Few experiences can devastate a woman more than giving birth to a dead infant. Early reports of fetal distress can be erroneous. Even the absence of a prenatal heartbeat doesn’t necessarily mean the preborn baby is dead. The baby’s birth, however, erases any question; all indicators of life are absent. It doesn’t breathe life-giving oxygen. It has no desire for its mother’s milk. It neither cries nor giggles. Its little hands fail to reach out to explore its new world.
Would a sane mother attempt to suckle the lifeless body or prop it up in a highchair and place fresh food before it? Of course not.
Would she expect it to grow, to begin talking, or walking? Hardly.
In fact such a topic is entirely distasteful, and discussing it could lead to depression or discouragement. And any woman who has experienced such a tragedy will likely storm away from the discussion in tears.
Throughout the Bible’s New Testament we find examples of those who hear the gospel of Christ and seem to respond to the call of God’s Holy Spirit, only to fall far short of the christlikeness to which they were called. Such examples abound even today, filling church pews with the rotting spiritual corpses of those who responded to Christ’s upward calling, not by crucifying self to be reborn in His Spirit, but to simply adopt the religious lifestyle customary for those professing Christ.
The analogy is clear. Just as a preborn infant’s life is not viable outside its mother’s womb, all human beings are born with a life of sorts, but that life can never sustain them into eternity without rebirth in Christ Jesus’ Holy Spirit. The difference between the two is the physically stillborn can never fake the growth and achievements of the live-born, while the spiritually stillborn often do.
Is recovery from such living-dead pretense possible? The easy answer is, “But he said, ‘What is impossible with men is possible with God.’” (Luke 18:27 ESV)
That wonderful promise, however, comes with a caveat. Jesus said those words to His disciples after delivering some bad news to a wealthy man. The bad news wasn’t that the stock market had just crashed. Neither was it that his entire estate had fallen into the sea. The bad news Jesus gave this wealthy man came in response to his question, “Good Teacher, what must I do to inherit eternal life?”
In response to the man’s litany of good works and religious faithfulness, Jesus said “One thing you still lack. Sell all that you have and distribute to the poor, and you will have treasure in heaven; and come, follow me.” (Luke 18:18 & 22)
To complete this teaching we must look to another of Jesus’ hard statements. When the crowds followed the Miracle Worker to a hillside He began His teaching with the basics: “Blessed are the poor in spirit, for theirs is the kingdom of heaven.” (Matthew 5:3)

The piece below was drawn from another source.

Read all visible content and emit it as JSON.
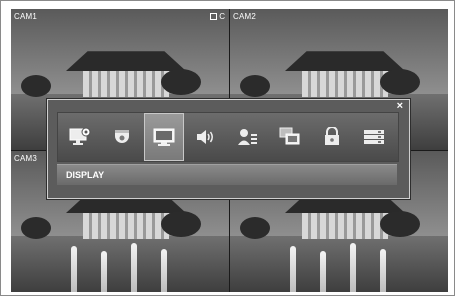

We need to ask ourselves who Jesus meant by “the poor in spirit.” He certainly didn’t mean those who are spiritually poverty stricken. That group would include everyone who was ever born—save one. It is the natural human condition. Jesus meant the heavenly realm belongs to those who live in a spirit of poverty, as if they possess no material riches, regardless how affluent they are. In application, followers of Jesus who are wealthy must not jealously embrace their worldly possessions, but live as if they had a subsistence income.

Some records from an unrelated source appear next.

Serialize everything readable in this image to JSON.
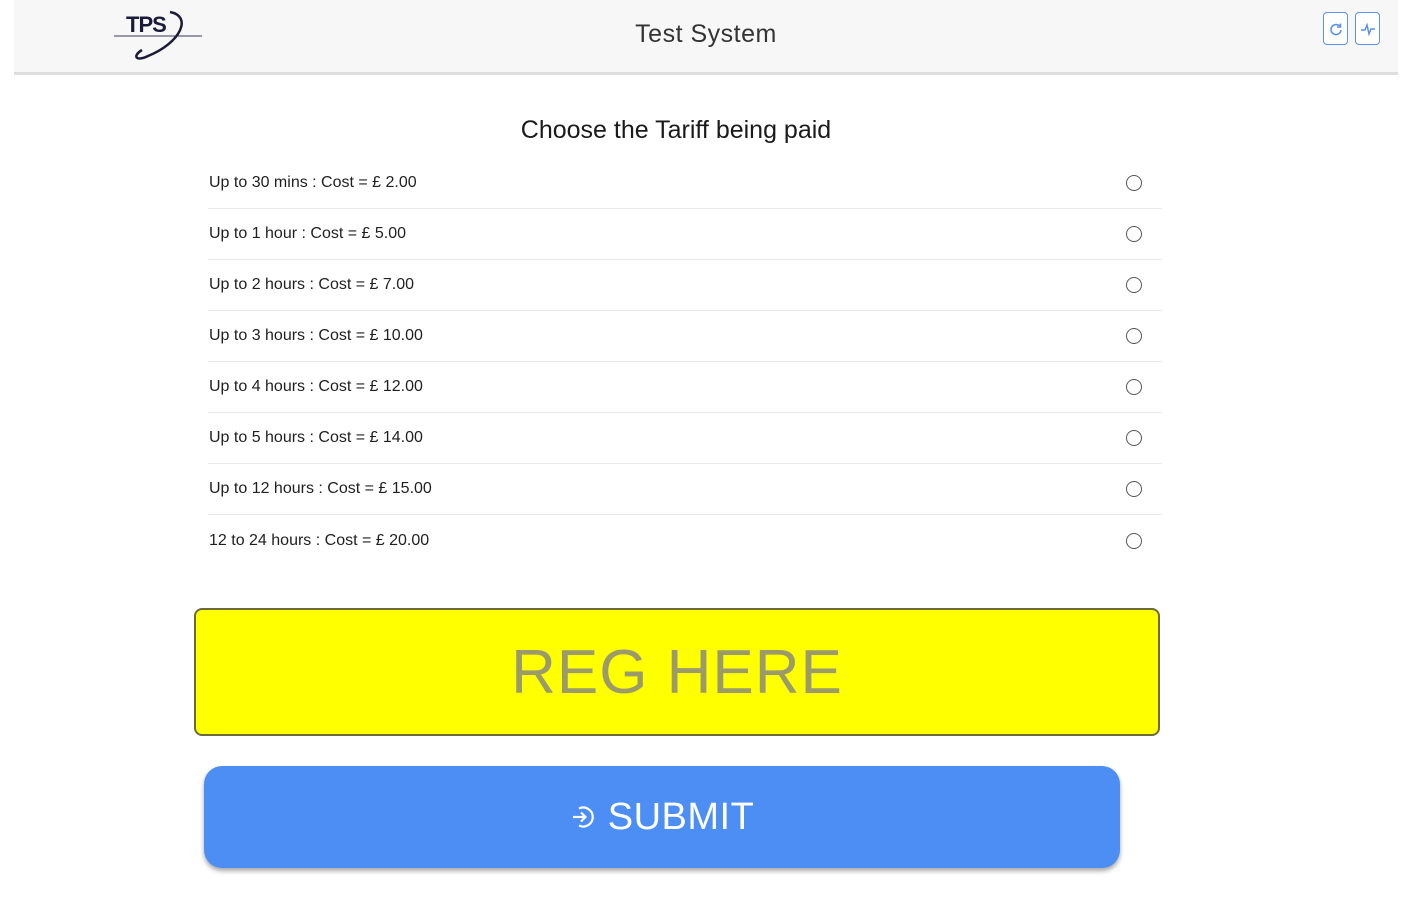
{
  "header": {
    "logo_text": "TPS",
    "title": "Test System",
    "icons": [
      {
        "name": "refresh-icon"
      },
      {
        "name": "activity-icon"
      }
    ],
    "accent_color": "#5a93e8"
  },
  "tariff": {
    "title": "Choose the Tariff being paid",
    "options": [
      {
        "label": "Up to 30 mins : Cost = £ 2.00",
        "selected": false
      },
      {
        "label": "Up to 1 hour : Cost = £ 5.00",
        "selected": false
      },
      {
        "label": "Up to 2 hours : Cost = £ 7.00",
        "selected": false
      },
      {
        "label": "Up to 3 hours : Cost = £ 10.00",
        "selected": false
      },
      {
        "label": "Up to 4 hours : Cost = £ 12.00",
        "selected": false
      },
      {
        "label": "Up to 5 hours : Cost = £ 14.00",
        "selected": false
      },
      {
        "label": "Up to 12 hours : Cost = £ 15.00",
        "selected": false
      },
      {
        "label": "12 to 24 hours : Cost = £ 20.00",
        "selected": false
      }
    ]
  },
  "reg_input": {
    "placeholder": "REG HERE",
    "value": "",
    "background_color": "#ffff00"
  },
  "submit": {
    "label": "SUBMIT",
    "icon": "login-arrow-icon",
    "background_color": "#4d8ef5"
  }
}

Are the “poor in spirit” limited to those with healthy attitudes toward money and possessions? Hardly! Jesus’ followers easily fall into the trap of religious pride, looking down their pharisaical noses upon those who haven’t attained to their elevated level of spiritual maturity. And how do such mature saints judge others’ spirituality? Why, by their actions, of course … including their worship style, their political affiliations, their dress and hair style, their recreational activities, and anything else that deviates from the religiously acceptable.
But have such judgmental folks never heard of Jesus prohibitions on judging others? (Matt. 7:1; Luke 6:37; John 7:24) Of course they have, and they will be the first to condemn those who judge others.
So, how does all this apply to the subject of the spiritually stillborn? The tragic truth is where religious pride and judgmental attitudes abound, God’s Spirit does not.
This hook, however, has a rather nasty barb; God’s spiritual fruit-bearers will not be the ones pointing fingers at the prideful and judgmental.
Holy mackerel! Does that mean we who are spiritual cannot get away with sniggering at the sanctimonious? O ye sanctimonious brethren, yes it does.